The report statement begins:
According to a new study by the Josephson Institute of Ethics (the largest ever undertaken of the attitudes and conduct of high school students), half of all high school students (50 percent) admit they bullied someone in the past year, and nearly half (47 percent) say they were bullied, teased, or taunted in a way that seriously upset them in the past year. The study reports the responses from 43,321 high school students. The margin of error is less than 1%.
You can read the actual results in a PDF. (It's a simple format.)
Unfortunately, the numbers are not a shock to people who have been studying the problem. It's been a huge problem, and it's remaining a huge problem.

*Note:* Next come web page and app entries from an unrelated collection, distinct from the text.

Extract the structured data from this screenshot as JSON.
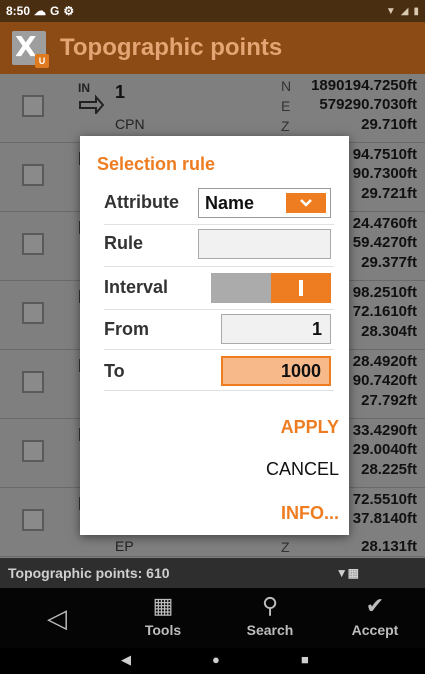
{
  "status_bar": {
    "time": "8:50",
    "left_icons": [
      "cloud-icon",
      "google-icon",
      "settings-icon"
    ],
    "right_icons": [
      "wifi-icon",
      "signal-icon",
      "battery-icon"
    ]
  },
  "app_bar": {
    "title": "Topographic points"
  },
  "rows": [
    {
      "icon": "IN arrow",
      "name": "1",
      "code": "CPN",
      "N": "1890194.7250ft",
      "E": "579290.7030ft",
      "Z": "29.710ft"
    },
    {
      "N": "94.7510ft",
      "E": "90.7300ft",
      "Z": "29.721ft"
    },
    {
      "N": "24.4760ft",
      "E": "59.4270ft",
      "Z": "29.377ft"
    },
    {
      "N": "98.2510ft",
      "E": "72.1610ft",
      "Z": "28.304ft"
    },
    {
      "N": "28.4920ft",
      "E": "90.7420ft",
      "Z": "27.792ft"
    },
    {
      "N": "33.4290ft",
      "E": "29.0040ft",
      "Z": "28.225ft"
    },
    {
      "N": "72.5510ft",
      "E": "37.8140ft",
      "Z": "28.131ft",
      "code": "EP"
    }
  ],
  "coord_labels": {
    "n": "N",
    "e": "E",
    "z": "Z"
  },
  "footer": {
    "count_text": "Topographic points: 610"
  },
  "nav": {
    "tools": "Tools",
    "search": "Search",
    "accept": "Accept"
  },
  "dialog": {
    "title": "Selection rule",
    "attribute_label": "Attribute",
    "attribute_value": "Name",
    "rule_label": "Rule",
    "rule_value": "",
    "interval_label": "Interval",
    "interval_on": true,
    "from_label": "From",
    "from_value": "1",
    "to_label": "To",
    "to_value": "1000",
    "apply": "APPLY",
    "cancel": "CANCEL",
    "info": "INFO..."
  },
  "colors": {
    "accent": "#ee7d22",
    "appbar": "#8c4a14"
  }
}
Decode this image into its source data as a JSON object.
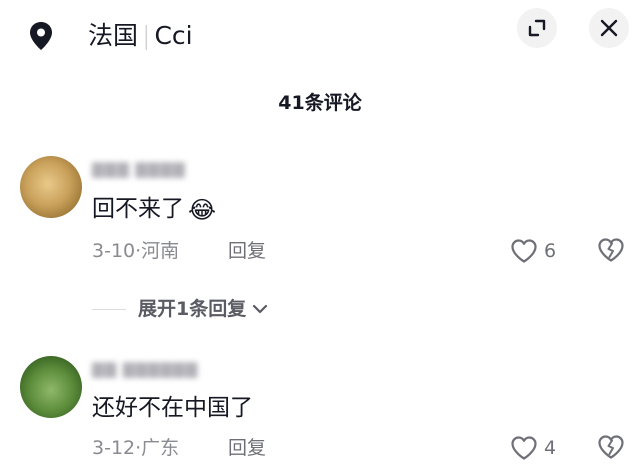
{
  "header": {
    "location_name": "法国",
    "location_separator": "|",
    "location_sub": "Cci",
    "icons": {
      "location": "location-pin-icon",
      "expand": "expand-icon",
      "close": "close-icon"
    }
  },
  "comment_count_label": "41条评论",
  "comments": [
    {
      "username": "▇▇▇ ▇▇▇▇",
      "text": "回不来了",
      "emoji": "😂",
      "date": "3-10",
      "region": "河南",
      "reply_label": "回复",
      "likes": "6",
      "expand_replies_label": "展开1条回复"
    },
    {
      "username": "▇▇ ▇▇▇▇▇▇",
      "text": "还好不在中国了",
      "date": "3-12",
      "region": "广东",
      "reply_label": "回复",
      "likes": "4"
    }
  ],
  "colors": {
    "text": "#161823",
    "muted": "#8a8b91",
    "icon": "#6f7077"
  }
}
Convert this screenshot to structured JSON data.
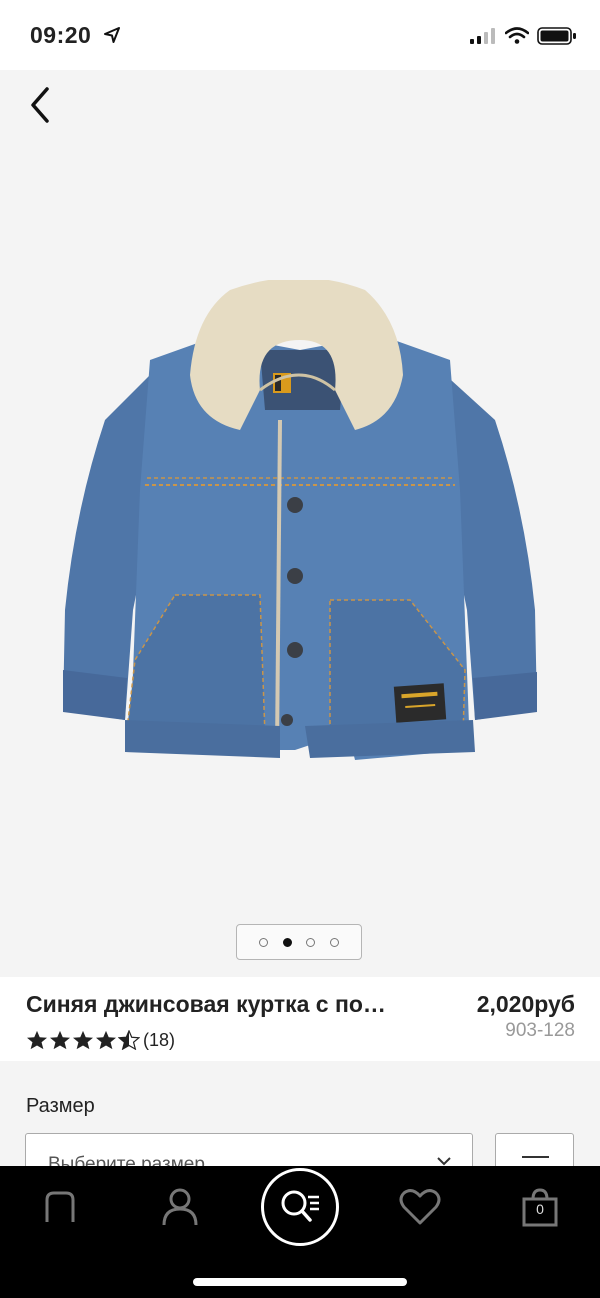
{
  "status_bar": {
    "time": "09:20"
  },
  "product": {
    "title": "Синяя джинсовая куртка с по…",
    "price": "2,020руб",
    "code": "903-128",
    "rating": 4.5,
    "review_count": "(18)",
    "image_count": 4,
    "active_image_index": 1
  },
  "options": {
    "size_label": "Размер",
    "size_placeholder": "Выберите размер"
  },
  "bottom_nav": {
    "items": [
      "home-icon",
      "account-icon",
      "search-icon",
      "favorites-icon",
      "bag-icon"
    ],
    "bag_count": "0"
  }
}
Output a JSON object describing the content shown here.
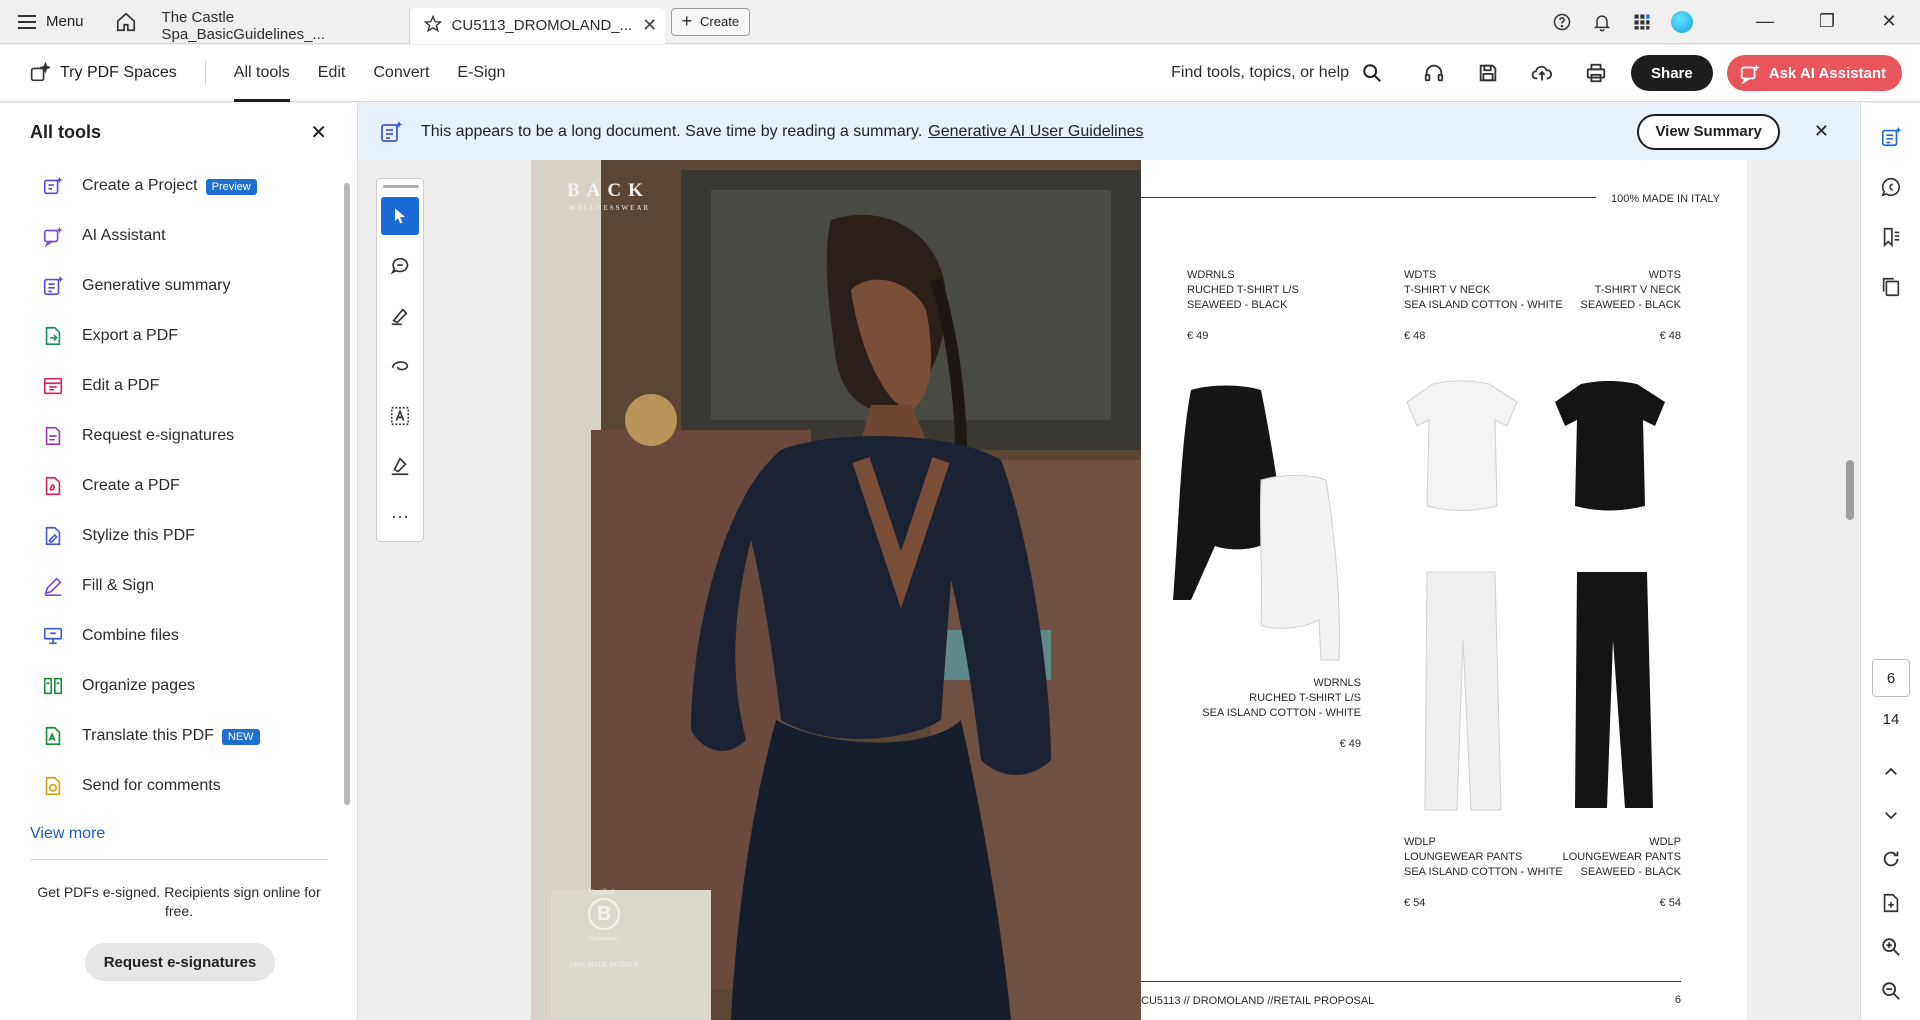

The more troubling part is that we can't seem to figure out what to do about it. (The numbers show a slight improvement from 2008, but we have not gotten very far.)
Despite the dearth of evidence that Columbine was related to bullying, most of the public thought it was. That led to huge campaigns to combat the problem.
I always so that as sort of the wonderful upside to a huge mistake. We shouldn't address bullying because we thought it provoked two killers, we should address it because it's terrible.
Regardless, we addressed it.
Eleven years later, ouch.
I'm frustrated. I'm not an expert on bullying. I have not studied anti-bullying campaigns, to ascertain which ones really work. Clearly, many are failing.
So who has? What's actually working out there?